BEGIN
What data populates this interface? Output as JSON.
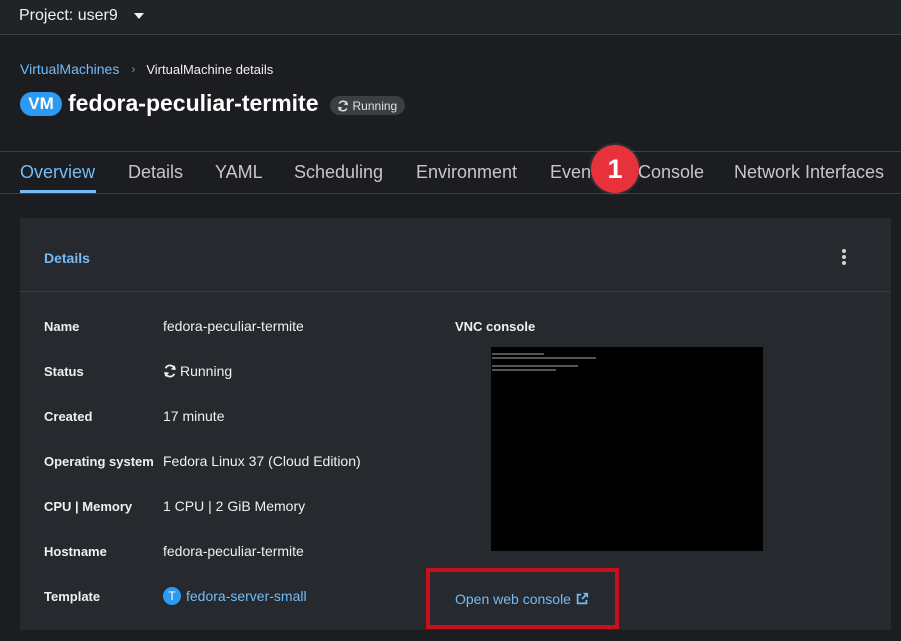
{
  "project": {
    "label": "Project: user9"
  },
  "breadcrumb": {
    "parent": "VirtualMachines",
    "current": "VirtualMachine details"
  },
  "header": {
    "badge": "VM",
    "title": "fedora-peculiar-termite",
    "status": "Running"
  },
  "tabs": [
    {
      "label": "Overview",
      "active": true
    },
    {
      "label": "Details"
    },
    {
      "label": "YAML"
    },
    {
      "label": "Scheduling"
    },
    {
      "label": "Environment"
    },
    {
      "label": "Events"
    },
    {
      "label": "Console"
    },
    {
      "label": "Network Interfaces"
    }
  ],
  "callout": {
    "number": "1"
  },
  "card": {
    "title": "Details",
    "rows": [
      {
        "label": "Name",
        "value": "fedora-peculiar-termite"
      },
      {
        "label": "Status",
        "value": "Running"
      },
      {
        "label": "Created",
        "value": "17 minute"
      },
      {
        "label": "Operating system",
        "value": "Fedora Linux 37 (Cloud Edition)"
      },
      {
        "label": "CPU | Memory",
        "value": "1 CPU | 2 GiB Memory"
      },
      {
        "label": "Hostname",
        "value": "fedora-peculiar-termite"
      },
      {
        "label": "Template",
        "value": "fedora-server-small",
        "icon_letter": "T"
      }
    ],
    "vnc_label": "VNC console",
    "open_console": "Open web console"
  },
  "colors": {
    "accent": "#73bcf7",
    "badge": "#2b9af3",
    "callout": "#e8323b",
    "highlight": "#c8101a"
  }
}
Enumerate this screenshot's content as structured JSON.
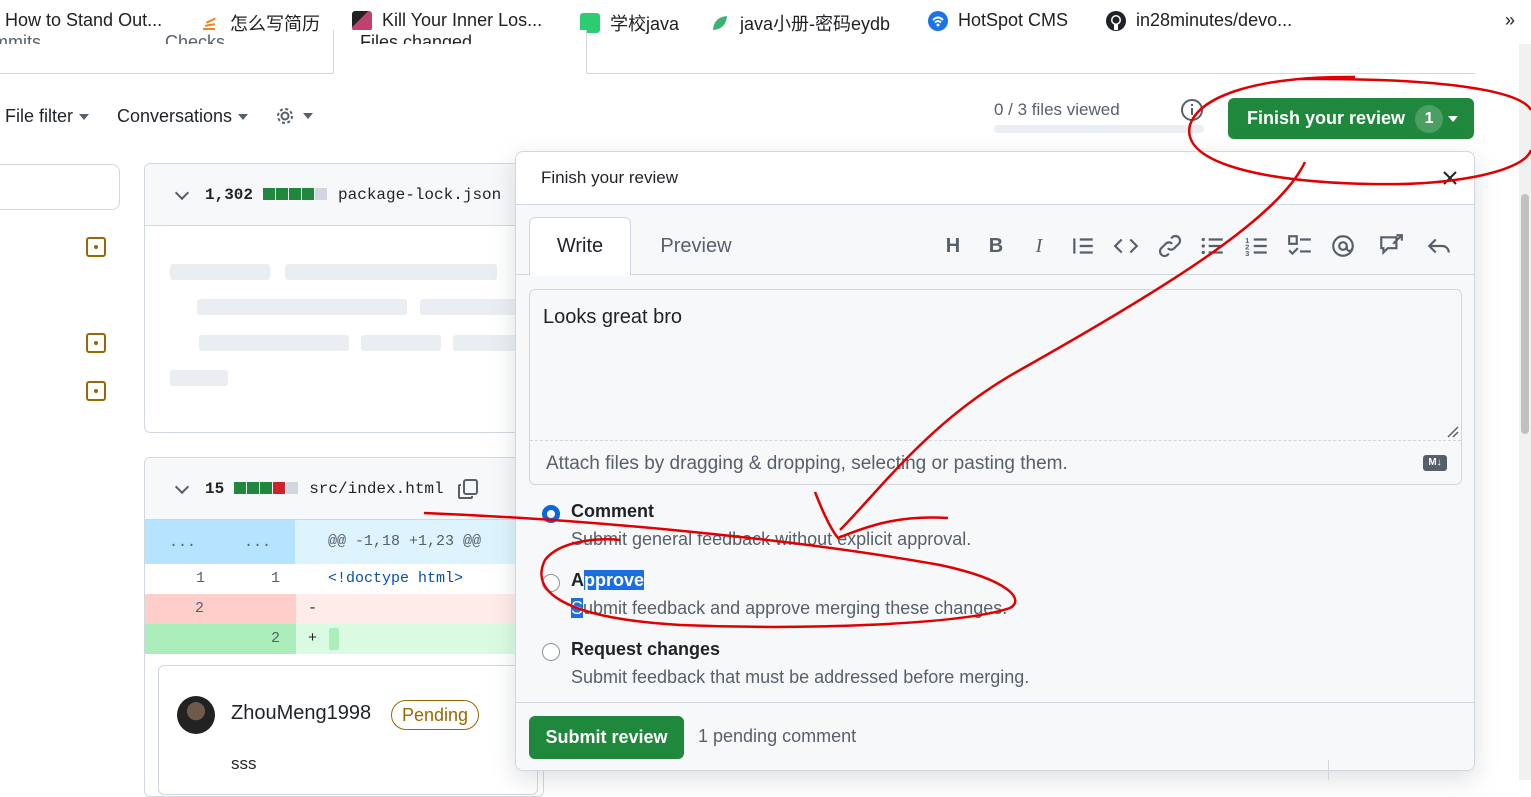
{
  "bookmarks": [
    {
      "label": "How to Stand Out...",
      "icon": "stackoverflow-icon",
      "color": "#f48024"
    },
    {
      "label": "怎么写简历",
      "icon": "stackoverflow-icon",
      "color": "#f48024"
    },
    {
      "label": "Kill Your Inner Los...",
      "icon": "site-icon",
      "color": "#8b1a4a"
    },
    {
      "label": "学校java",
      "icon": "site-icon",
      "color": "#2ecc71"
    },
    {
      "label": "java小册-密码eydb",
      "icon": "leaf-icon",
      "color": "#3cb371"
    },
    {
      "label": "HotSpot CMS",
      "icon": "wifi-icon",
      "color": "#1a73e8"
    },
    {
      "label": "in28minutes/devo...",
      "icon": "github-icon",
      "color": "#1f2328"
    }
  ],
  "bookmarks_more": "»",
  "pr_tabs": [
    {
      "label": "Commits"
    },
    {
      "label": "Checks"
    },
    {
      "label": "Files changed"
    }
  ],
  "toolbar": {
    "file_filter": "File filter",
    "conversations": "Conversations",
    "files_viewed": "0 / 3 files viewed",
    "finish_review": "Finish your review",
    "finish_count": "1"
  },
  "files": [
    {
      "count": "1,302",
      "name": "package-lock.json",
      "bar": [
        "g",
        "g",
        "g",
        "g",
        "gr"
      ]
    },
    {
      "count": "15",
      "name": "src/index.html",
      "bar": [
        "g",
        "g",
        "g",
        "r",
        "gr"
      ]
    }
  ],
  "diff": {
    "hunk_left": "...",
    "hunk_right": "...",
    "hunk_header": "@@ -1,18 +1,23 @@",
    "rows": [
      {
        "old": "1",
        "new": "1",
        "code": "<!doctype html>",
        "kind": "context"
      },
      {
        "old": "2",
        "new": "",
        "code": "-",
        "kind": "del"
      },
      {
        "old": "",
        "new": "2",
        "code": "+",
        "kind": "add"
      }
    ]
  },
  "comment_card": {
    "author": "ZhouMeng1998",
    "badge": "Pending",
    "body": "sss"
  },
  "popover": {
    "title": "Finish your review",
    "tab_write": "Write",
    "tab_preview": "Preview",
    "textarea_value": "Looks great bro",
    "attach_hint": "Attach files by dragging & dropping, selecting or pasting them.",
    "options": [
      {
        "title": "Comment",
        "desc": "Submit general feedback without explicit approval.",
        "checked": true
      },
      {
        "title": "Approve",
        "desc": "Submit feedback and approve merging these changes.",
        "checked": false
      },
      {
        "title": "Request changes",
        "desc": "Submit feedback that must be addressed before merging.",
        "checked": false
      }
    ],
    "submit": "Submit review",
    "pending_text": "1 pending comment"
  },
  "colors": {
    "accent_green": "#1f883d",
    "link_blue": "#0969da",
    "pending_amber": "#9a6700",
    "annotation_red": "#e00000"
  }
}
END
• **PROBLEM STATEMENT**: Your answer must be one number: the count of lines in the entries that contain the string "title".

• **THE COMPLETED TASK**: 6